Memory utilization:

The %mem allocation of memory in the Gaussian input file means two things:

  • In general, it means memory/node – for share between nprocshared, and additional to the memory allocated per process. This is also documented by Gaussian.

  • For parallel jobs it also means the memory allocation hte LindaWorker will make, but from Linda9 and onwards the need for a memory allocation on the master node has been removed.

However, setting %mem to a value of less than 80% of the physical memory (the actual number depends on the actual node since we have standard-, medium-memory-, and big-memory nodes, see Fram and Saga) is good practice since other system buffers, disk I/O and others can avoid having the system swap more than necessary. This is especially true for post-SCF calculations. To top this, the %mem tag is also influencing on performance; too high makes the job go slower, too low makes the job fail.

Please consider the memory size in your input if jobs fail. Our job example is set up with 500MB (which is actually a bit on the small side), test-jobs were ran with 2000MB. Memory demand also increases with an increasing number of cores. But this would also limit the size of problems possible to run at a certain number of cores. For a DFT calculation with 500-1500 basis sets, %mem=25GB can be a reasonable setup.

Note that “heap size” is also eating from the memory pool of the node (see below).

Management of large files

On Fram

As commented in the Optimizing storage performance-page, there is an issue with very large temporary output files (termed RW files in Gaussian). It is advisable to slice them into smaller parts using the lfs setstripe command.

On Saga:
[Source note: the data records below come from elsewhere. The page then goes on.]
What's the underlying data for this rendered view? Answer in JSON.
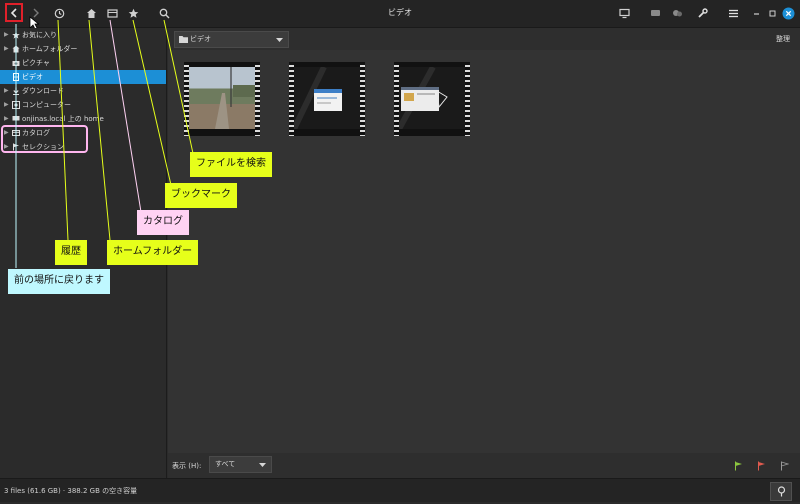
{
  "header": {
    "title": "ビデオ",
    "left_icons": [
      "back-icon",
      "forward-icon",
      "history-icon",
      "home-icon",
      "catalog-icon",
      "bookmark-icon",
      "search-icon"
    ],
    "right_icons": [
      "monitor-icon",
      "chat-icon",
      "tag-icon",
      "wrench-icon",
      "menu-icon",
      "minimize-icon",
      "maximize-icon",
      "close-icon"
    ]
  },
  "sidebar": {
    "items": [
      {
        "label": "お気に入り",
        "icon": "star-icon",
        "expandable": true
      },
      {
        "label": "ホームフォルダー",
        "icon": "home-icon",
        "expandable": true
      },
      {
        "label": "ピクチャ",
        "icon": "camera-icon",
        "expandable": false
      },
      {
        "label": "ビデオ",
        "icon": "film-icon",
        "expandable": false,
        "selected": true
      },
      {
        "label": "ダウンロード",
        "icon": "download-icon",
        "expandable": true
      },
      {
        "label": "コンピューター",
        "icon": "computer-icon",
        "expandable": true
      },
      {
        "label": "onjinas.local 上の home",
        "icon": "network-icon",
        "expandable": true
      },
      {
        "label": "カタログ",
        "icon": "catalog-icon",
        "expandable": true
      },
      {
        "label": "セレクション",
        "icon": "flag-icon",
        "expandable": true
      }
    ]
  },
  "main": {
    "path_select": "ビデオ",
    "sort_label": "整理",
    "show_label": "表示 (H):",
    "show_value": "すべて"
  },
  "status": {
    "text": "3 files (61.6 GB)  ·  388.2 GB の空き容量"
  },
  "callouts": {
    "search": "ファイルを検索",
    "bookmark": "ブックマーク",
    "catalog": "カタログ",
    "history": "履歴",
    "home": "ホームフォルダー",
    "back": "前の場所に戻ります"
  },
  "colors": {
    "selected": "#1c8fd6",
    "callout_yellow": "#e6ff1a",
    "callout_pink": "#ffd2f3",
    "callout_cyan": "#bff8ff",
    "back_highlight": "#e0202a"
  }
}
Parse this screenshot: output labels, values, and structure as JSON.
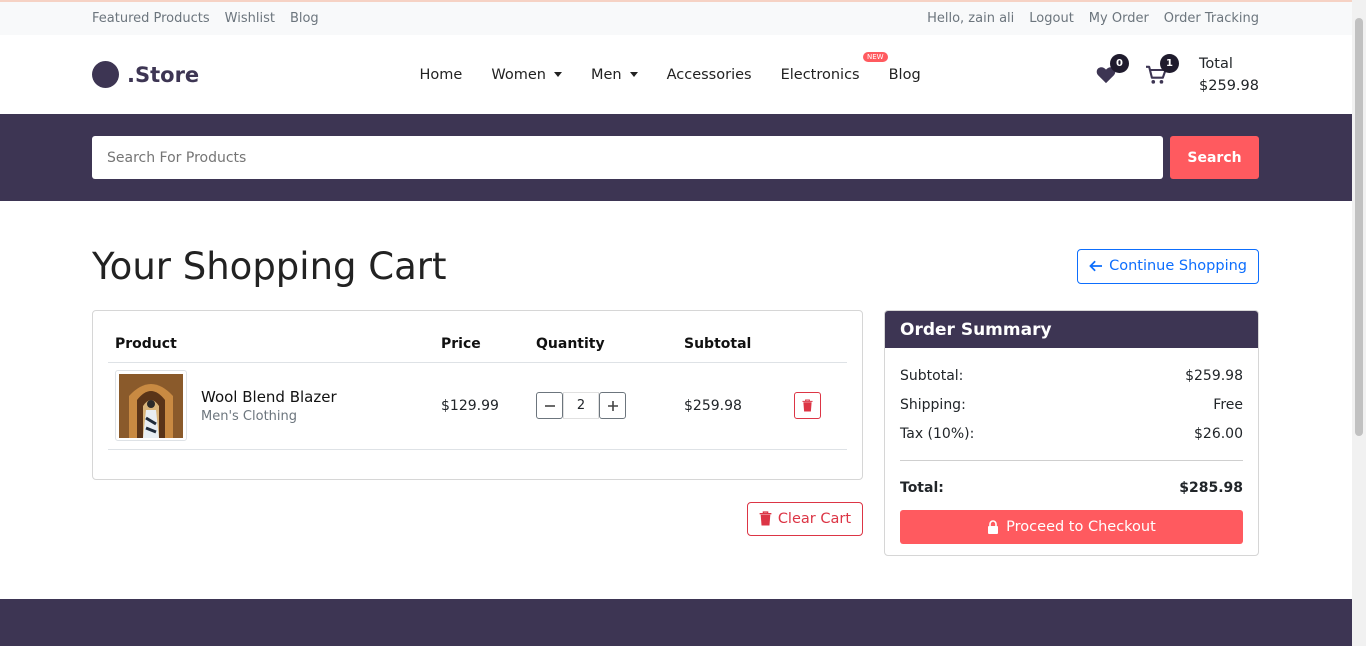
{
  "topbar": {
    "left": [
      "Featured Products",
      "Wishlist",
      "Blog"
    ],
    "greeting": "Hello, zain ali",
    "right": [
      "Logout",
      "My Order",
      "Order Tracking"
    ]
  },
  "header": {
    "brand": ".Store",
    "nav": {
      "home": "Home",
      "women": "Women",
      "men": "Men",
      "accessories": "Accessories",
      "electronics": "Electronics",
      "new_badge": "NEW",
      "blog": "Blog"
    },
    "wishlist_count": "0",
    "cart_count": "1",
    "total_label": "Total",
    "total_value": "$259.98"
  },
  "search": {
    "placeholder": "Search For Products",
    "button": "Search"
  },
  "page": {
    "title": "Your Shopping Cart",
    "continue_label": "Continue Shopping"
  },
  "cart": {
    "headers": [
      "Product",
      "Price",
      "Quantity",
      "Subtotal"
    ],
    "items": [
      {
        "name": "Wool Blend Blazer",
        "category": "Men's Clothing",
        "price": "$129.99",
        "quantity": "2",
        "subtotal": "$259.98"
      }
    ],
    "clear_label": "Clear Cart"
  },
  "summary": {
    "title": "Order Summary",
    "subtotal_label": "Subtotal:",
    "subtotal_value": "$259.98",
    "shipping_label": "Shipping:",
    "shipping_value": "Free",
    "tax_label": "Tax (10%):",
    "tax_value": "$26.00",
    "total_label": "Total:",
    "total_value": "$285.98",
    "checkout_label": "Proceed to Checkout"
  },
  "colors": {
    "brand": "#3d3553",
    "accent": "#ff5a5f",
    "link": "#0d6efd",
    "danger": "#dc3545"
  }
}
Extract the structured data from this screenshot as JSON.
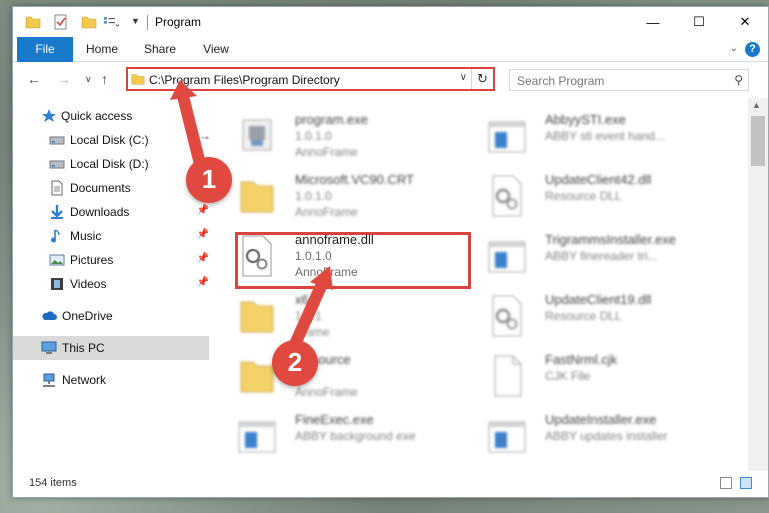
{
  "window": {
    "title": "Program",
    "controls": {
      "minimize": "—",
      "maximize": "☐",
      "close": "✕"
    }
  },
  "ribbon": {
    "tabs": [
      "File",
      "Home",
      "Share",
      "View"
    ],
    "help": "?"
  },
  "address_bar": {
    "path": "C:\\Program Files\\Program Directory"
  },
  "search": {
    "placeholder": "Search Program"
  },
  "sidebar": {
    "items": [
      {
        "label": "Quick access",
        "icon": "star-icon",
        "pinned": false
      },
      {
        "label": "Local Disk (C:)",
        "icon": "drive-icon",
        "pinned": true
      },
      {
        "label": "Local Disk (D:)",
        "icon": "drive-icon",
        "pinned": true
      },
      {
        "label": "Documents",
        "icon": "document-icon",
        "pinned": true
      },
      {
        "label": "Downloads",
        "icon": "download-icon",
        "pinned": true
      },
      {
        "label": "Music",
        "icon": "music-icon",
        "pinned": true
      },
      {
        "label": "Pictures",
        "icon": "pictures-icon",
        "pinned": true
      },
      {
        "label": "Videos",
        "icon": "video-icon",
        "pinned": true
      },
      {
        "label": "OneDrive",
        "icon": "cloud-icon",
        "pinned": false
      },
      {
        "label": "This PC",
        "icon": "computer-icon",
        "pinned": false,
        "selected": true
      },
      {
        "label": "Network",
        "icon": "network-icon",
        "pinned": false
      }
    ],
    "pin_glyph": "📌"
  },
  "files": {
    "left": [
      {
        "name": "program.exe",
        "line1": "1.0.1.0",
        "line2": "AnnoFrame",
        "icon": "exe-icon"
      },
      {
        "name": "Microsoft.VC90.CRT",
        "line1": "1.0.1.0",
        "line2": "AnnoFrame",
        "icon": "folder-icon"
      },
      {
        "name": "annoframe.dll",
        "line1": "1.0.1.0",
        "line2": "AnnoFrame",
        "icon": "dll-gear-icon",
        "highlighted": true
      },
      {
        "name": "x64",
        "line1": "1.0.1",
        "line2": "Frame",
        "icon": "folder-icon"
      },
      {
        "name": "Resource",
        "line1": "",
        "line2": "AnnoFrame",
        "icon": "folder-icon"
      },
      {
        "name": "FineExec.exe",
        "line1": "ABBY background exe",
        "line2": "",
        "icon": "app-window-icon"
      }
    ],
    "right": [
      {
        "name": "AbbyySTI.exe",
        "line1": "ABBY sti event hand...",
        "line2": "",
        "icon": "app-window-icon"
      },
      {
        "name": "UpdateClient42.dll",
        "line1": "Resource DLL",
        "line2": "",
        "icon": "dll-gear-icon"
      },
      {
        "name": "TrigrammsInstaller.exe",
        "line1": "ABBY finereader tri...",
        "line2": "",
        "icon": "app-window-icon"
      },
      {
        "name": "UpdateClient19.dll",
        "line1": "Resource DLL",
        "line2": "",
        "icon": "dll-gear-icon"
      },
      {
        "name": "FastNrml.cjk",
        "line1": "CJK File",
        "line2": "",
        "icon": "blank-file-icon"
      },
      {
        "name": "UpdateInstaller.exe",
        "line1": "ABBY updates installer",
        "line2": "",
        "icon": "app-window-icon"
      }
    ]
  },
  "status_bar": {
    "item_count": "154 items"
  },
  "annotations": {
    "step1": "1",
    "step2": "2"
  },
  "colors": {
    "accent": "#1979ca",
    "highlight_red": "#d9453c",
    "callout_red": "#e0493f",
    "folder_yellow": "#f2c94c"
  }
}
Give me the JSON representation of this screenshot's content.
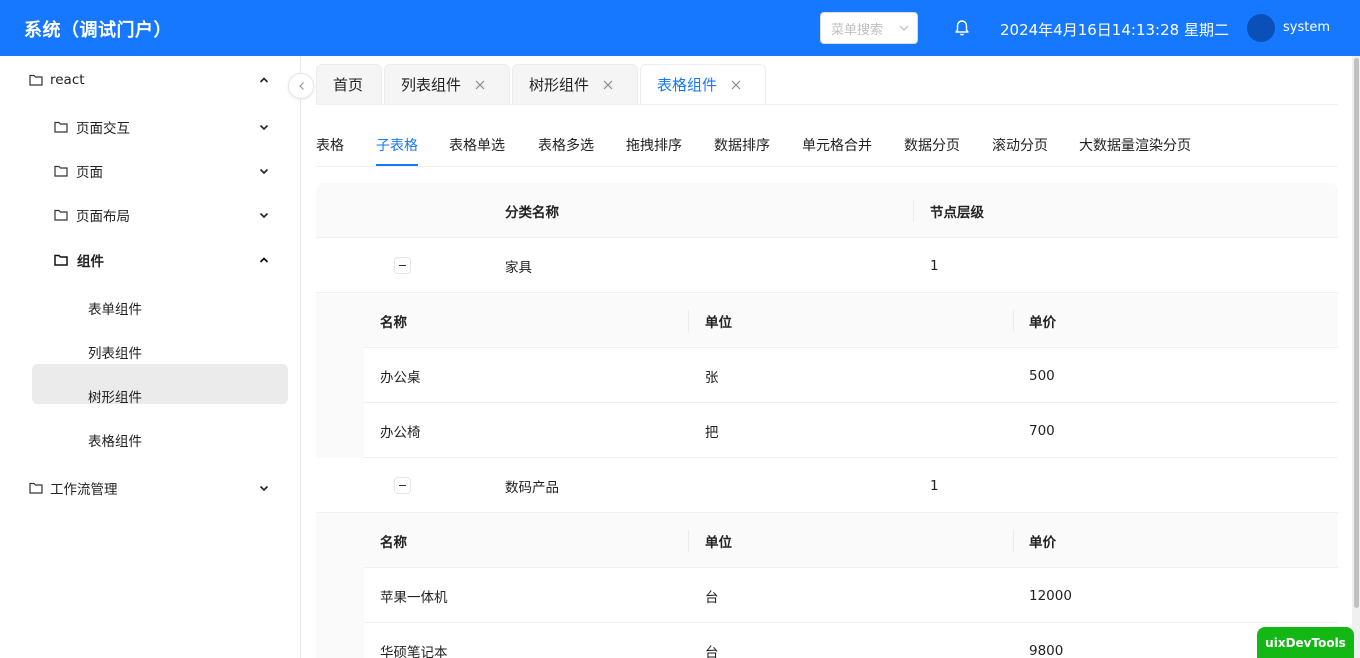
{
  "header": {
    "title": "系统（调试门户）",
    "menu_search_placeholder": "菜单搜索",
    "datetime": "2024年4月16日14:13:28 星期二",
    "username": "system",
    "brand_color": "#1677ff"
  },
  "sidebar": {
    "items": [
      {
        "label": "react",
        "icon": "folder-icon",
        "expanded": true
      },
      {
        "label": "页面交互",
        "icon": "folder-icon",
        "expanded": false
      },
      {
        "label": "页面",
        "icon": "folder-icon",
        "expanded": false
      },
      {
        "label": "页面布局",
        "icon": "folder-icon",
        "expanded": false
      },
      {
        "label": "组件",
        "icon": "folder-icon",
        "expanded": true
      },
      {
        "label": "表单组件"
      },
      {
        "label": "列表组件"
      },
      {
        "label": "树形组件"
      },
      {
        "label": "表格组件",
        "active": true
      },
      {
        "label": "工作流管理",
        "icon": "folder-icon",
        "expanded": false
      }
    ]
  },
  "tabs": [
    {
      "label": "首页",
      "closable": false
    },
    {
      "label": "列表组件",
      "closable": true
    },
    {
      "label": "树形组件",
      "closable": true
    },
    {
      "label": "表格组件",
      "closable": true,
      "active": true
    }
  ],
  "subtabs": [
    {
      "label": "表格"
    },
    {
      "label": "子表格",
      "active": true
    },
    {
      "label": "表格单选"
    },
    {
      "label": "表格多选"
    },
    {
      "label": "拖拽排序"
    },
    {
      "label": "数据排序"
    },
    {
      "label": "单元格合并"
    },
    {
      "label": "数据分页"
    },
    {
      "label": "滚动分页"
    },
    {
      "label": "大数据量渲染分页"
    }
  ],
  "table": {
    "columns": [
      "分类名称",
      "节点层级"
    ],
    "sub_columns": [
      "名称",
      "单位",
      "单价"
    ],
    "groups": [
      {
        "name": "家具",
        "level": "1",
        "items": [
          {
            "name": "办公桌",
            "unit": "张",
            "price": "500"
          },
          {
            "name": "办公椅",
            "unit": "把",
            "price": "700"
          }
        ]
      },
      {
        "name": "数码产品",
        "level": "1",
        "items": [
          {
            "name": "苹果一体机",
            "unit": "台",
            "price": "12000"
          },
          {
            "name": "华硕笔记本",
            "unit": "台",
            "price": "9800"
          }
        ]
      }
    ]
  },
  "devtools_label": "uixDevTools"
}
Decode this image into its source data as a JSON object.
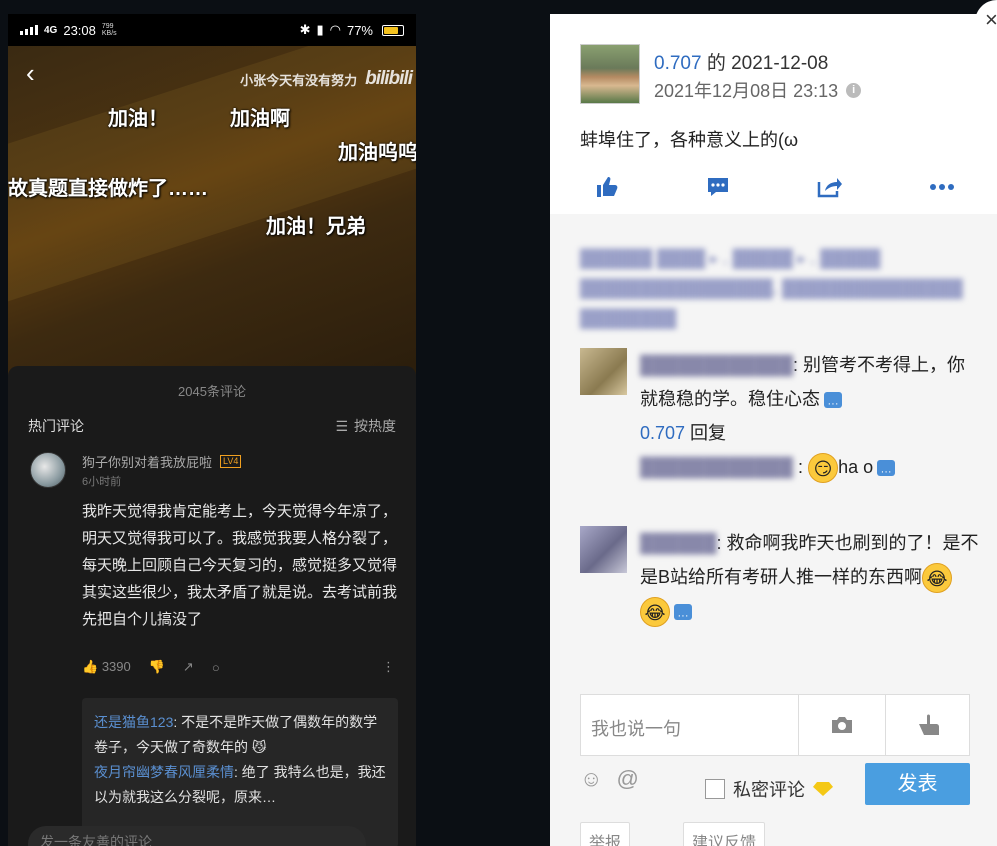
{
  "phone": {
    "status": {
      "time": "23:08",
      "signal": "4G",
      "net_speed": "799",
      "net_unit": "KB/s",
      "battery": "77%",
      "battery_level": 0.77
    },
    "video": {
      "uploader": "小张今天有没有努力",
      "brand": "bilibili",
      "danmaku": [
        "加油！",
        "加油啊",
        "加油呜呜",
        "故真题直接做炸了……",
        "加油！兄弟"
      ]
    },
    "comments": {
      "count": "2045条评论",
      "hot_label": "热门评论",
      "sort_label": "按热度",
      "main": {
        "user": "狗子你别对着我放屁啦",
        "level": "LV4",
        "time": "6小时前",
        "text": "我昨天觉得我肯定能考上，今天觉得今年凉了，明天又觉得我可以了。我感觉我要人格分裂了，每天晚上回顾自己今天复习的，感觉挺多又觉得其实这些很少，我太矛盾了就是说。去考试前我先把自个儿搞没了",
        "likes": "3390"
      },
      "replies": [
        {
          "user": "还是猫鱼123",
          "text": ": 不是不是昨天做了偶数年的数学卷子，今天做了奇数年的"
        },
        {
          "user": "夜月帘幽梦春风厘柔情",
          "text": ": 绝了 我特么也是，我还以为就我这么分裂呢，原来…"
        }
      ],
      "input_placeholder": "发一条友善的评论"
    }
  },
  "post": {
    "author_score": "0.707",
    "title_mid": " 的 ",
    "title_date": "2021-12-08",
    "datetime": "2021年12月08日 23:13",
    "text": "蚌埠住了，各种意义上的(ω",
    "comments": [
      {
        "user_blur": "████████████",
        "text": ": 别管考不考得上，你就稳稳的学。稳住心态"
      },
      {
        "reply_prefix": "0.707",
        "reply_word": " 回复"
      },
      {
        "user_blur": "████████████",
        "text": "ha o"
      },
      {
        "user_blur": "██████",
        "text": ": 救命啊我昨天也刷到的了！是不是B站给所有考研人推一样的东西啊"
      }
    ],
    "reply_placeholder": "我也说一句",
    "private_label": "私密评论",
    "post_button": "发表",
    "footer": [
      "举报",
      "建议反馈"
    ]
  }
}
The corresponding situtation for Saga is described here; BeeGFS filesystem (Saga).

Important aspects of Gaussian NRIS setup

On Fram:

On Fram, we have not allocated swap space on the nodes, meaning that the heap size for the Linda processes in Gaussian is very important for making parallel jobs run. The line

export GAUSS_LFLAGS2="--LindaOptions -s 20000000"

contains info about the heap size for the Linda communication of Gaussian and the setting 20 GB (the number above) is sufficient for most calculations. This is the double of the standard amount for Gaussian, but after testing this seems necessary when allocating more than 4 nodes (more than 4 Linda-workers) and sufficient up to 8 nodes. Above 8 nodes, Linda-communication seems to need 30 - which amounts to half of the standard node physical memory and reducing the available amount for %memaccordingly.